San Diego -- Let the Max Scherzer sweepstakes begin!

With word late Tuesday night that Jon Lester had finally made his decision -- he's going to the Cubs on a six-year, $155-million deal -- all eyes are turning to member 1B of the Big Three.

That would be Scherzer.

There has been little dialogue about him to this point, but that's because so many teams were focused on Lester.

Lester decided on the Cubs over the Red Sox, Giants and, apparently, Dodgers.

Many of the Lester losers now are scrambling for a backup plan, and Scherzer, 31, is a pretty good one.

But Scherzer's not an automatic fallback for other teams, given the apparent price tag.

Agent Scott Boras is shooting for $200 million, which is absurd -- except that, as one agent said, "Boras always finds a way."

Here's a quick look at 10 clubs that could be in the mix for the ace right-hander, who's shined for the Tigers the last five years.

Yankees: There are some folks who say they'll go hard after Scherzer, and some who say their interest isn't what it appears. This we know: They've got unlimited resources. But they've also still paying a broken-down CC Sabathia, who's a harsh reminder just how risky it is to pay pitchers big bucks well into their 30s.

Tigers: Contrary to how some interpreted Dave Dombrowski's comments Tuesday, the Tigers aren't out on Scherzer. Nor are they likely to greatly increase their initial $144-million offer. Mike Ilitch loves big stars, and hasn't seen a significant free agent that he wanted to leave Detroit during the team's return to winning.

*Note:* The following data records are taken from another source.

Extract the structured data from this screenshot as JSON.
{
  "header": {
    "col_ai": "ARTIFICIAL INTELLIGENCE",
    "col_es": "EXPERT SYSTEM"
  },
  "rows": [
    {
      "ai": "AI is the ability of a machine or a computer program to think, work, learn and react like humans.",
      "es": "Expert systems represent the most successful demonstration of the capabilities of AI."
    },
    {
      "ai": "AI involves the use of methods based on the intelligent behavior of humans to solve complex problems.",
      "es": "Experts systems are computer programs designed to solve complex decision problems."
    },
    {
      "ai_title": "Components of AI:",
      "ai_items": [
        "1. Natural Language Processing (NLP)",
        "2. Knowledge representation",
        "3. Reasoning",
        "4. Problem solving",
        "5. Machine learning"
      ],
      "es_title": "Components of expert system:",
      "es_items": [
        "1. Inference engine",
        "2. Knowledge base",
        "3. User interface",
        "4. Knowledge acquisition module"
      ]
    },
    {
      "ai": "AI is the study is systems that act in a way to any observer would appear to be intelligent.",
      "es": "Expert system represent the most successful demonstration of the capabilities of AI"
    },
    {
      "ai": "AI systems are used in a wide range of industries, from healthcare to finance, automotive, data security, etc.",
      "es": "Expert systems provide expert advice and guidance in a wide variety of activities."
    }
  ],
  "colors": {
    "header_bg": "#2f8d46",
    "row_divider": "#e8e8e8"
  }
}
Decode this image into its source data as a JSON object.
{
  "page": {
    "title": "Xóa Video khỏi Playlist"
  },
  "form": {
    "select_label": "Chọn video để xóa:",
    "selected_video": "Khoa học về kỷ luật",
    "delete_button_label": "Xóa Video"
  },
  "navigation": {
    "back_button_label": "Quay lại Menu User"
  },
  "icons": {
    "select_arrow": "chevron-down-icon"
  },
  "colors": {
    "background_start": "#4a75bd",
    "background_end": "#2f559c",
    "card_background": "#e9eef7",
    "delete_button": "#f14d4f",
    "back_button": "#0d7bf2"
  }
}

Nationals: Not every team has a very good relationship with Boras, the mega-agent who'd consider selling his soul to get an extra 10 bucks on a contract. But the Nationals do, and have shown willingness to spend big in recent years. A Scherzer deal could make Jordan Zimmermann or Doug Fister available in a trade.

Giants: This is a team to watch. They've have a great five-year run, winning three World Series, but they haven't had a very good offseason. They watched Pablo Sandoval leave for the Red Sox, and then whiffed on Lester. They've got freed-up cash. And they could want to make a statement.

Red Sox: Some assume since they missed on Lester, they'll turn to Scherzer. Not buying it, especially since they apparently only offered Lester $135 million. They are very uneasy about spending big on pitching, and they despise going more than five years. James Shields is more likely going here.

Dodgers: Another team that supposedly was in on Scherzer, but weren't taken overly seriously. They've got as much money to spend as anybody, but have little to show for the behemoth payroll the last few years. Andrew Friedman was brought in to make smarter purchases. Scherzer might not qualify.

White Sox: This is a darkhorse, given they've had their problems with Boras in the past -- and they've never been the most spend-happy team. But they might be changing their ways, given the Adam LaRoche and Zach Duke signings, and the trade for Jeff Samardzija. Scherzer would put them over the hump.

Rangers: They're only on this list because they desperately need pitching, and they've spent big in the past. Problem is, they've spent big in the past, and have huge contracts for Shin-Soo Choo and Prince Fielder already on the books. Not sure there's room for another $160M deal. They need better value.

Blue Jays: It's doubtful they've got the money, though they've had another bold offseason, signing Russell Martin and trading for Josh Donaldson. Their offense has the pieces to be the most feared in the game, but starting pitching has huge shortcomings and, in current state, makes them a non-contender.

Cardinals: This is a team I heard floated around earlier this week, and there's some sense to be made -- especially given it'd be a homecoming for Scherzer, who grew up in Chesterfield, Mo. But St. Louis isn't known for breaking the bank. This is, after all, a team that let a legend, in Albert Pujols, leave town.